Another explanation has to do with non-exogenous factors. To combat the COVID-19 crisis, which plagued the globe, U.S. policymakers printed about a century’s worth of dollars in just two years. The trillions of dollars in quantitative easing have had the desired effect of driving down borrowing costs and flooding the financial system with liquidity. It’s what we refer to as helicopter money.

But this hasn’t been without consequences. The velocity of money, or how much one dollar is exchanged for goods and services in a given period, has collapsed. The M2 money supply, which is a broad measure of the U.S. money supply, has surged to unprecedented levels.

The rise in the money supply has not been matched by a corresponding increase in economic activity. This has led to fears of inflation down the road. And it’s one of the reasons why Bitcoin, a decentralized and scarce digital asset, has seen its price rise in recent months. Everything from stock prices to property prices to crypto assets to yachts has surged during a period of easy money.

Bitcoin and inflation have a shared history. Bitcoin was created in the aftermath of the 2008 financial crisis when central banks around the world were printing money to bail out the financial system. The creators of Bitcoin wanted to create an alternative to fiat currency that couldn’t be as easily influenced

The Federal Reserve is now in a critical position of having to keep its word to increase the lending rates to slow down the economy and also combat inflation. The Federal Reserve has to do all these without offsetting another asset bubble.

Crypto is both part of the inflationary environment and as well as charting out a new path for an effective financial system without middlemen. Bitcoin in particular is aiming to become a global reserve asset that cannot be debased by the decisions of central bankers.

Martin K
Martin K author check sign Pro Investor
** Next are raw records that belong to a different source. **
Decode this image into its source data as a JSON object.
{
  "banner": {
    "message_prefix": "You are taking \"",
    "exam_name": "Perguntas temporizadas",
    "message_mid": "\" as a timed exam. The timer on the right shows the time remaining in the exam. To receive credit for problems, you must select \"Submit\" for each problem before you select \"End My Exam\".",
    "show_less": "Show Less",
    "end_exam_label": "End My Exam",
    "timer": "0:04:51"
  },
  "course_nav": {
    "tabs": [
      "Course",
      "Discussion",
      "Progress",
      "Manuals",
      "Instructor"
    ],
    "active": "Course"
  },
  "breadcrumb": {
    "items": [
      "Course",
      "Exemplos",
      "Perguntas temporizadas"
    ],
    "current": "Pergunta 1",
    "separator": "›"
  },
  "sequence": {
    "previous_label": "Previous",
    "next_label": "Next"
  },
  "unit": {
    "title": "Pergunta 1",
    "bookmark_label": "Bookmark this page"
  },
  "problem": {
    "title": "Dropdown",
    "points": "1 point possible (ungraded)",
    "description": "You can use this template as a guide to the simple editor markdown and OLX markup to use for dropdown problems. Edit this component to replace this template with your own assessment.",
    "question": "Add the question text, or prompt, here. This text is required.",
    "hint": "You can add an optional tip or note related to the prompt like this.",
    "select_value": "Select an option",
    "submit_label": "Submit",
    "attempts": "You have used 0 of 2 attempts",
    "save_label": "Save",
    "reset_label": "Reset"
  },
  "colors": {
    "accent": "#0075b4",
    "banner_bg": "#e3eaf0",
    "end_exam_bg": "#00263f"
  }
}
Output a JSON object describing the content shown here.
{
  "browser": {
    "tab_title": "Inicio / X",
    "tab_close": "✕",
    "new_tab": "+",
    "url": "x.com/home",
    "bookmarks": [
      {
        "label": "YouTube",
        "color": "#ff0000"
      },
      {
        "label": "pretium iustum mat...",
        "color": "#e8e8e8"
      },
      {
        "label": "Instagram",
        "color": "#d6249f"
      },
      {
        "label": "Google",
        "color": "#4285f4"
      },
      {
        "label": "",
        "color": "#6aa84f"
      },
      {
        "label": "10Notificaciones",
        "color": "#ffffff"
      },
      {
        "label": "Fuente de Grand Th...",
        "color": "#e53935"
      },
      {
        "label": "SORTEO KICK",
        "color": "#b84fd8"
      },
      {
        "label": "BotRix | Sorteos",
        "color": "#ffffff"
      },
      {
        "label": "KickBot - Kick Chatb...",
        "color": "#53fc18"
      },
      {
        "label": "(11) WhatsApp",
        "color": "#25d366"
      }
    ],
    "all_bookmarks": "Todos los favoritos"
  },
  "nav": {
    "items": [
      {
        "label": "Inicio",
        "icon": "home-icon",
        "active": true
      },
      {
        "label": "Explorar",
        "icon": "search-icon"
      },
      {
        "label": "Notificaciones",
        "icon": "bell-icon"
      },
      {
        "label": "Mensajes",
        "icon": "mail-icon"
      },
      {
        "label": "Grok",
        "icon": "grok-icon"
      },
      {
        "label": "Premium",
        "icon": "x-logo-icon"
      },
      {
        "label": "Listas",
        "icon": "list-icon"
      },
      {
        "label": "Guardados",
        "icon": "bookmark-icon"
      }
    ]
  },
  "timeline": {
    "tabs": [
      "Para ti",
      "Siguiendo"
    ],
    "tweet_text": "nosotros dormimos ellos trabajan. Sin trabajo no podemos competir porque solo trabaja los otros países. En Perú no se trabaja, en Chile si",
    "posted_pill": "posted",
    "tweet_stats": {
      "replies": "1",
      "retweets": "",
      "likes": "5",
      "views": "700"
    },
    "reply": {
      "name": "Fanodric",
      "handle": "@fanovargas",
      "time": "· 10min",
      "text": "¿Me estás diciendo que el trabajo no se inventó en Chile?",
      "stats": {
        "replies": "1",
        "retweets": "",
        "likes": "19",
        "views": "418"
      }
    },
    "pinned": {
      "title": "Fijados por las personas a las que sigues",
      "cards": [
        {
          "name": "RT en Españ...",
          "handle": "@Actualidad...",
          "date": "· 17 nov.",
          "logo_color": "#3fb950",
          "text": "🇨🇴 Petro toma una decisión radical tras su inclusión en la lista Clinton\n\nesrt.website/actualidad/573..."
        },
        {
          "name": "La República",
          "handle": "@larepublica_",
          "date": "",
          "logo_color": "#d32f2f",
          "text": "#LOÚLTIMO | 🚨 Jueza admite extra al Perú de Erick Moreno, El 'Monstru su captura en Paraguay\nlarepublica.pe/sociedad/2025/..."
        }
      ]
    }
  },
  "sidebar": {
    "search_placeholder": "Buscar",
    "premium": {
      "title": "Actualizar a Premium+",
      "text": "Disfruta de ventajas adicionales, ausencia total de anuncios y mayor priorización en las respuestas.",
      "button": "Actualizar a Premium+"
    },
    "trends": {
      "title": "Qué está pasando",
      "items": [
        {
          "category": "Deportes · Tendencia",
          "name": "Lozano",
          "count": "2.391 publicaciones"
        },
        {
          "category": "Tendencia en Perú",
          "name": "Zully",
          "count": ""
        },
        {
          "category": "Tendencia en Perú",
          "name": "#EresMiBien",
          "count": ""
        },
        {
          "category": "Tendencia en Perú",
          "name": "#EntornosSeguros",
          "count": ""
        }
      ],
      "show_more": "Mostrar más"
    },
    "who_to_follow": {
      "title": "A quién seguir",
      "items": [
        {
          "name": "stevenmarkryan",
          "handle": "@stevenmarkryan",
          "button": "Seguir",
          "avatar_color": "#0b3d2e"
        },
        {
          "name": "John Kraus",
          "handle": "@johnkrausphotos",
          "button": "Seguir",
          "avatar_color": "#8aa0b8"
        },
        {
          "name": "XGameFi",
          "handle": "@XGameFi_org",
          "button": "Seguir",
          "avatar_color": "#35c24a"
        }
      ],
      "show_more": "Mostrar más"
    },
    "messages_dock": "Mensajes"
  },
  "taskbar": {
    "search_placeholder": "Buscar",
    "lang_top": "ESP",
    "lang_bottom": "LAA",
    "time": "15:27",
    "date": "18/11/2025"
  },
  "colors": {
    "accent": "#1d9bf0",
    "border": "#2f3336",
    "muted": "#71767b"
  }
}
I am a bitcoin and crypto currency writer. I also work as a professional trader, and I have experience with stock trading and bitcoin trading. In my work, I aim to provide clear and concise information that helps people understand these complex topics.